ATO issues stern warning on fringe benefits legislation
Yesterday, the ATO issued a reminder to tax practitioners that changes to income tax tests for reportable fringe benefits from 1 January 2017 may affect their clients.
The changes mean that all reportable fringe benefits now count as income for clients who receive family assistance and youth income support payments, including family tax benefit part A and part B, child care benefit, youth allowance, ABSTUDY and parental leave pay.
H&R Block tax communications director Mark Chapman explained to Accountants Daily that under the new legislation 100 per cent of the fringe benefits will be added to an individual’s adjusted taxable income (ATI), while prior to the change only 51 per cent of the fringe benefit amount was added into ATI.
“In practical terms, what that means for clients is that if you receive Centrelink payments, or are entitled to one of the listed offsets, and you also receive fringe benefits from your employer, your ATI may go up and your entitlement to benefits and tax offsets may go down or be lost altogether,” Mr Chapman said.
Mr Chapman said accountants should work with their clients to make sure they are aware of these changes and the implications it will have on them.
“In the first instance, it’s essential to make clients aware that the change has already happened, particularly ones who receive both fringe benefits from their employer and Centrelink benefits,” he said.

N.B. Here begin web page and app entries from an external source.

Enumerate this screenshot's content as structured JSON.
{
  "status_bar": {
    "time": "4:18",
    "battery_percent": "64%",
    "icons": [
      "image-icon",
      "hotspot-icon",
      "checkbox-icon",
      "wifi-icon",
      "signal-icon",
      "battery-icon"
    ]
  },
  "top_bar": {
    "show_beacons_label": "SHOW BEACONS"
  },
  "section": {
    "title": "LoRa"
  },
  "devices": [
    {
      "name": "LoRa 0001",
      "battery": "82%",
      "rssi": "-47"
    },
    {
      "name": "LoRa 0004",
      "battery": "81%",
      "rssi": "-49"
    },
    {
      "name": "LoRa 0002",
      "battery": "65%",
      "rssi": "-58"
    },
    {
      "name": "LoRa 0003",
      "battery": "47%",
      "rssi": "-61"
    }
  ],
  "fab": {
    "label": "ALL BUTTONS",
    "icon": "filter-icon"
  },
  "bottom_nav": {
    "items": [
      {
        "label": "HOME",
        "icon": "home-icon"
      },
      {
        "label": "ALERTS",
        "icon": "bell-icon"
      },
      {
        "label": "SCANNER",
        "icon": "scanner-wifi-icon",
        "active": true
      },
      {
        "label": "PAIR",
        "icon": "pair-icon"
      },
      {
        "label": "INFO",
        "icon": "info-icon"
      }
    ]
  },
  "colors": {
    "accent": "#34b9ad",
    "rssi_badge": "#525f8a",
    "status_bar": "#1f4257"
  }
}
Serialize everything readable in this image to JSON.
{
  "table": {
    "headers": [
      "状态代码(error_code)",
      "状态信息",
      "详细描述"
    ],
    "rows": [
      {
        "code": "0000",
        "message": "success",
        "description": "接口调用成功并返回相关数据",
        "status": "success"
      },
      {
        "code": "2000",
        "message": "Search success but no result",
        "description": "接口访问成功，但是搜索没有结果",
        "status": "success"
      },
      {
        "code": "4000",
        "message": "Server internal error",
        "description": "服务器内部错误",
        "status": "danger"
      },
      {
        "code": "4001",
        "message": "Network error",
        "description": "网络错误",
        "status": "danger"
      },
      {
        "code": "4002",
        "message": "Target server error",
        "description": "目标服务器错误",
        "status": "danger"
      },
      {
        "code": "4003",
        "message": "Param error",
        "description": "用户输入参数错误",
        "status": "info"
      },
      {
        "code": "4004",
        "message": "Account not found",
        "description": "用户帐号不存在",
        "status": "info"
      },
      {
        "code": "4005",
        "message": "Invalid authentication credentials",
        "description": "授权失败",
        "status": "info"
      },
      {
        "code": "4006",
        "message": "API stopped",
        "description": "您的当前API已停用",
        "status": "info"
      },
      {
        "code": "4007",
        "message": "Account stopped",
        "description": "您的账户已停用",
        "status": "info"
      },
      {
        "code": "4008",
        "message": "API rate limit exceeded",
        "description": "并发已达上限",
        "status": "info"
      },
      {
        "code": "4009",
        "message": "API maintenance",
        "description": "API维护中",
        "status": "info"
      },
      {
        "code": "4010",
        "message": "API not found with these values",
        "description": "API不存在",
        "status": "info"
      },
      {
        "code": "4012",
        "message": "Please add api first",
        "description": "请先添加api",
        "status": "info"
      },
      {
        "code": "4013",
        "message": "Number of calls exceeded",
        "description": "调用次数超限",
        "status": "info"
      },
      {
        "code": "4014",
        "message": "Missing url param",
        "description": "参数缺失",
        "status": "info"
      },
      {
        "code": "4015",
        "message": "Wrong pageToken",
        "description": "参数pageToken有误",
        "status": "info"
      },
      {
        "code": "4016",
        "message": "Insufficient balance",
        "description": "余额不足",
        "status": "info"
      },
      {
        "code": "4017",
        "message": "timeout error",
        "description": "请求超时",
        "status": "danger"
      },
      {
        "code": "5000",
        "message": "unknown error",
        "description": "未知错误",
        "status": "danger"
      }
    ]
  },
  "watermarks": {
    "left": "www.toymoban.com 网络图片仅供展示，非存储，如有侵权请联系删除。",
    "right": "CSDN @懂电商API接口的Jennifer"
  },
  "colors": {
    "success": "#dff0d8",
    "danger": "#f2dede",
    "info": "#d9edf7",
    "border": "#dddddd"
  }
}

“Advisers may need to help their clients do some number crunching to ensure that they don’t lose more in Centrelink benefits than they gain from the employer provided benefit. In many cases, clients will still be ahead but without working out the numbers, it’s impossible to tell.”
Accountants also need to be across all the details of the legislation which includes exemptions for organisations defined under section 57A of the Fringe Benefits Tax Assessment Act 1986.
“Accountants also need to be aware of the various exemptions to the new rules, which keep employees of registered health promotion charities, registered public benevolent institutions, some hospitals and public ambulance services on the old rules, because not all of their clients will be impacted,” he said.